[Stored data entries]
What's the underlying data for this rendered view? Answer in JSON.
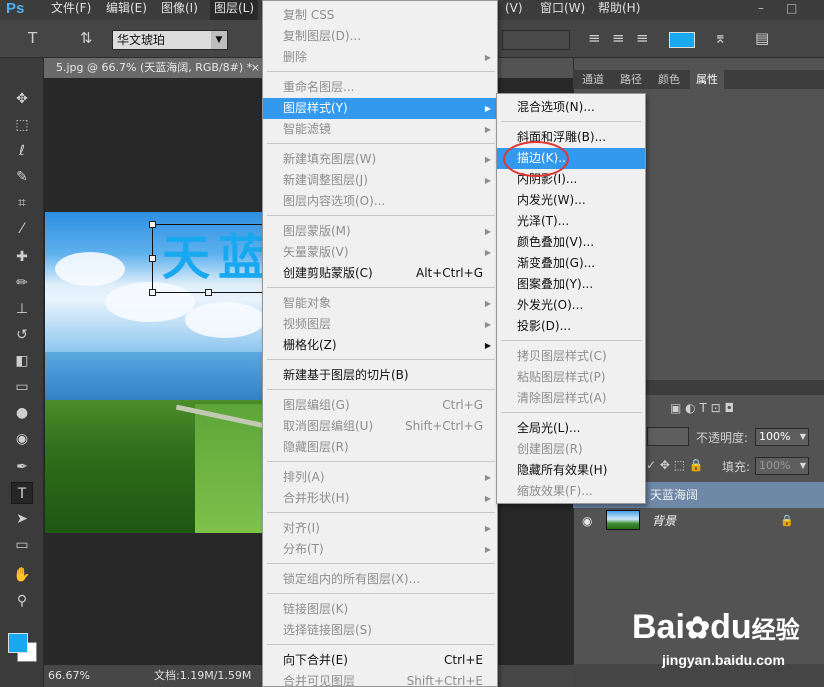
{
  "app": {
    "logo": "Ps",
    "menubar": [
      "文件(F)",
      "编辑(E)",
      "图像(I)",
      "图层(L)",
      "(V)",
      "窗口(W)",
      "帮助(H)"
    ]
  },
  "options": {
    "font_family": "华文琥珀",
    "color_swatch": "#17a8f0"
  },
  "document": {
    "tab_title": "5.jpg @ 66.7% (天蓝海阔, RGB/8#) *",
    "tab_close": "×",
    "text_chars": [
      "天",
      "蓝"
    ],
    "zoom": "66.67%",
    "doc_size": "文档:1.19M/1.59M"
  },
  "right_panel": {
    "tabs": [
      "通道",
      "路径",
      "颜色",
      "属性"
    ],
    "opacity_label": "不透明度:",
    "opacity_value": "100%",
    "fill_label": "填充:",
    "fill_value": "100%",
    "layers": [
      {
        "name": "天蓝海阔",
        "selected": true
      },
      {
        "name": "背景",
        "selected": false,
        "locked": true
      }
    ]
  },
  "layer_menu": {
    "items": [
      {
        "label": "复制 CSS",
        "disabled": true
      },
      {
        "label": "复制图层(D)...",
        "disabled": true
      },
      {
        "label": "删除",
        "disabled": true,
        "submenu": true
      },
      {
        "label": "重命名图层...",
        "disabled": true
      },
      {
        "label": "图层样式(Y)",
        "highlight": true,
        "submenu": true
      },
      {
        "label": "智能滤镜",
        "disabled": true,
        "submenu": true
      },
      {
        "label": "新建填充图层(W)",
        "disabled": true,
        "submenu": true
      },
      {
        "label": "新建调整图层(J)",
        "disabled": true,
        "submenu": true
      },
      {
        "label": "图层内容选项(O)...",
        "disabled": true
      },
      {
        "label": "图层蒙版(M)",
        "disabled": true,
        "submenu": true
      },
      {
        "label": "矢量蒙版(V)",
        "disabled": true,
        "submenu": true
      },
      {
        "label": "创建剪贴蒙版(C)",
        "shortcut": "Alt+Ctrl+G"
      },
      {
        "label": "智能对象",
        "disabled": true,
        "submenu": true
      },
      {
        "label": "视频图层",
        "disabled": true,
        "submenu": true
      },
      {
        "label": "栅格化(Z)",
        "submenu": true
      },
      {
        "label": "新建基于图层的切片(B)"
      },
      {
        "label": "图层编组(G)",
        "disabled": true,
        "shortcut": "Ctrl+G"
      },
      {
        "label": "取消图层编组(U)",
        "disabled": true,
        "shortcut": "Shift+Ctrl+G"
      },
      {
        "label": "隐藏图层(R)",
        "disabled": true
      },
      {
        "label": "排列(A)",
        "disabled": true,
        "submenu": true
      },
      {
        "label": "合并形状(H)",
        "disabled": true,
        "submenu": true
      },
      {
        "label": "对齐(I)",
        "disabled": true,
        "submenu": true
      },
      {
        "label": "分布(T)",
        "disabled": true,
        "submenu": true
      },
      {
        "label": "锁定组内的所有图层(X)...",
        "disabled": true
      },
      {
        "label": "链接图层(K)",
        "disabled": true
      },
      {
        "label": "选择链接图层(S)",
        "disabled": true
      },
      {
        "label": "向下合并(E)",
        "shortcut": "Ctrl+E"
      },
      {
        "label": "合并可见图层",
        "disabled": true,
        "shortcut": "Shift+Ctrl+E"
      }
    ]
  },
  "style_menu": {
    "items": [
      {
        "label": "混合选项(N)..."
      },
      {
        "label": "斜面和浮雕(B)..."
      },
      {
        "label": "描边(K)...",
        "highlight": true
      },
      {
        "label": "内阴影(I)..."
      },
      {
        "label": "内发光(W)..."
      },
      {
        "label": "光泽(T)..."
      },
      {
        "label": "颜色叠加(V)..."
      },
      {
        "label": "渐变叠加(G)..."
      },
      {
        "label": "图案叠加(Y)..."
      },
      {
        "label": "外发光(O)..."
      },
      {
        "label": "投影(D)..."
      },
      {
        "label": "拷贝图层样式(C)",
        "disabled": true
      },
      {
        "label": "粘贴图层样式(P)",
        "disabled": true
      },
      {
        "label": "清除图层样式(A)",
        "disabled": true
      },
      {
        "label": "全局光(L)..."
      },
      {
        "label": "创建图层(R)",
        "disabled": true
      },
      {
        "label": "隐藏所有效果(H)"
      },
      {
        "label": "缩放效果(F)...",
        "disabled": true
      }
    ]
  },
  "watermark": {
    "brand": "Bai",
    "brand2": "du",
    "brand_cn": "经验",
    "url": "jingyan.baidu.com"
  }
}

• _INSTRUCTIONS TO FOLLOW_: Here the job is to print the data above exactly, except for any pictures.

• _PROBLEM SOLUTION_:
What's the underlying data for this rendered view? Answer in JSON.
{
  "app": {
    "logo": "Ps",
    "menubar": [
      "文件(F)",
      "编辑(E)",
      "图像(I)",
      "图层(L)",
      "(V)",
      "窗口(W)",
      "帮助(H)"
    ]
  },
  "options": {
    "font_family": "华文琥珀",
    "color_swatch": "#17a8f0"
  },
  "document": {
    "tab_title": "5.jpg @ 66.7% (天蓝海阔, RGB/8#) *",
    "tab_close": "×",
    "text_chars": [
      "天",
      "蓝"
    ],
    "zoom": "66.67%",
    "doc_size": "文档:1.19M/1.59M"
  },
  "right_panel": {
    "tabs": [
      "通道",
      "路径",
      "颜色",
      "属性"
    ],
    "opacity_label": "不透明度:",
    "opacity_value": "100%",
    "fill_label": "填充:",
    "fill_value": "100%",
    "layers": [
      {
        "name": "天蓝海阔",
        "selected": true
      },
      {
        "name": "背景",
        "selected": false,
        "locked": true
      }
    ]
  },
  "layer_menu": {
    "items": [
      {
        "label": "复制 CSS",
        "disabled": true
      },
      {
        "label": "复制图层(D)...",
        "disabled": true
      },
      {
        "label": "删除",
        "disabled": true,
        "submenu": true
      },
      {
        "label": "重命名图层...",
        "disabled": true
      },
      {
        "label": "图层样式(Y)",
        "highlight": true,
        "submenu": true
      },
      {
        "label": "智能滤镜",
        "disabled": true,
        "submenu": true
      },
      {
        "label": "新建填充图层(W)",
        "disabled": true,
        "submenu": true
      },
      {
        "label": "新建调整图层(J)",
        "disabled": true,
        "submenu": true
      },
      {
        "label": "图层内容选项(O)...",
        "disabled": true
      },
      {
        "label": "图层蒙版(M)",
        "disabled": true,
        "submenu": true
      },
      {
        "label": "矢量蒙版(V)",
        "disabled": true,
        "submenu": true
      },
      {
        "label": "创建剪贴蒙版(C)",
        "shortcut": "Alt+Ctrl+G"
      },
      {
        "label": "智能对象",
        "disabled": true,
        "submenu": true
      },
      {
        "label": "视频图层",
        "disabled": true,
        "submenu": true
      },
      {
        "label": "栅格化(Z)",
        "submenu": true
      },
      {
        "label": "新建基于图层的切片(B)"
      },
      {
        "label": "图层编组(G)",
        "disabled": true,
        "shortcut": "Ctrl+G"
      },
      {
        "label": "取消图层编组(U)",
        "disabled": true,
        "shortcut": "Shift+Ctrl+G"
      },
      {
        "label": "隐藏图层(R)",
        "disabled": true
      },
      {
        "label": "排列(A)",
        "disabled": true,
        "submenu": true
      },
      {
        "label": "合并形状(H)",
        "disabled": true,
        "submenu": true
      },
      {
        "label": "对齐(I)",
        "disabled": true,
        "submenu": true
      },
      {
        "label": "分布(T)",
        "disabled": true,
        "submenu": true
      },
      {
        "label": "锁定组内的所有图层(X)...",
        "disabled": true
      },
      {
        "label": "链接图层(K)",
        "disabled": true
      },
      {
        "label": "选择链接图层(S)",
        "disabled": true
      },
      {
        "label": "向下合并(E)",
        "shortcut": "Ctrl+E"
      },
      {
        "label": "合并可见图层",
        "disabled": true,
        "shortcut": "Shift+Ctrl+E"
      }
    ]
  },
  "style_menu": {
    "items": [
      {
        "label": "混合选项(N)..."
      },
      {
        "label": "斜面和浮雕(B)..."
      },
      {
        "label": "描边(K)...",
        "highlight": true
      },
      {
        "label": "内阴影(I)..."
      },
      {
        "label": "内发光(W)..."
      },
      {
        "label": "光泽(T)..."
      },
      {
        "label": "颜色叠加(V)..."
      },
      {
        "label": "渐变叠加(G)..."
      },
      {
        "label": "图案叠加(Y)..."
      },
      {
        "label": "外发光(O)..."
      },
      {
        "label": "投影(D)..."
      },
      {
        "label": "拷贝图层样式(C)",
        "disabled": true
      },
      {
        "label": "粘贴图层样式(P)",
        "disabled": true
      },
      {
        "label": "清除图层样式(A)",
        "disabled": true
      },
      {
        "label": "全局光(L)..."
      },
      {
        "label": "创建图层(R)",
        "disabled": true
      },
      {
        "label": "隐藏所有效果(H)"
      },
      {
        "label": "缩放效果(F)...",
        "disabled": true
      }
    ]
  },
  "watermark": {
    "brand": "Bai",
    "brand2": "du",
    "brand_cn": "经验",
    "url": "jingyan.baidu.com"
  }
}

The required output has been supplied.